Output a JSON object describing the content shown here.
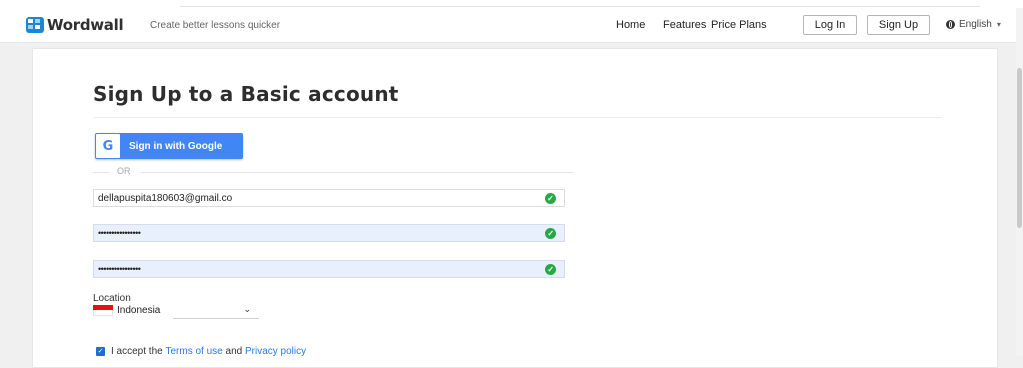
{
  "header": {
    "logo_text": "Wordwall",
    "tagline": "Create better lessons quicker",
    "nav": [
      "Home",
      "Features",
      "Price Plans"
    ],
    "login_label": "Log In",
    "signup_label": "Sign Up",
    "language": "English"
  },
  "page": {
    "title": "Sign Up to a Basic account"
  },
  "form": {
    "google_label": "Sign in with Google",
    "google_letter": "G",
    "or_label": "OR",
    "email_value": "dellapuspita180603@gmail.co",
    "password_value": "••••••••••••••••",
    "confirm_value": "••••••••••••••••",
    "location_label": "Location",
    "location_value": "Indonesia",
    "accept_prefix": "I accept the",
    "terms_label": "Terms of use",
    "and_label": "and",
    "privacy_label": "Privacy policy"
  },
  "colors": {
    "brand": "#1b86d6",
    "google": "#4285f4",
    "valid": "#28a745",
    "autofill": "#e8f0fe",
    "link": "#2a7ae2"
  },
  "icons": [
    "wordwall-logo-icon",
    "globe-icon",
    "chevron-down-icon",
    "google-g-icon",
    "valid-check-icon",
    "indonesia-flag-icon",
    "checkbox-checked-icon"
  ]
}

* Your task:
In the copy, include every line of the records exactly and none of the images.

* Result:
Output a JSON object describing the content shown here.
{
  "header": {
    "logo_text": "Wordwall",
    "tagline": "Create better lessons quicker",
    "nav": [
      "Home",
      "Features",
      "Price Plans"
    ],
    "login_label": "Log In",
    "signup_label": "Sign Up",
    "language": "English"
  },
  "page": {
    "title": "Sign Up to a Basic account"
  },
  "form": {
    "google_label": "Sign in with Google",
    "google_letter": "G",
    "or_label": "OR",
    "email_value": "dellapuspita180603@gmail.co",
    "password_value": "••••••••••••••••",
    "confirm_value": "••••••••••••••••",
    "location_label": "Location",
    "location_value": "Indonesia",
    "accept_prefix": "I accept the",
    "terms_label": "Terms of use",
    "and_label": "and",
    "privacy_label": "Privacy policy"
  },
  "colors": {
    "brand": "#1b86d6",
    "google": "#4285f4",
    "valid": "#28a745",
    "autofill": "#e8f0fe",
    "link": "#2a7ae2"
  },
  "icons": [
    "wordwall-logo-icon",
    "globe-icon",
    "chevron-down-icon",
    "google-g-icon",
    "valid-check-icon",
    "indonesia-flag-icon",
    "checkbox-checked-icon"
  ]
}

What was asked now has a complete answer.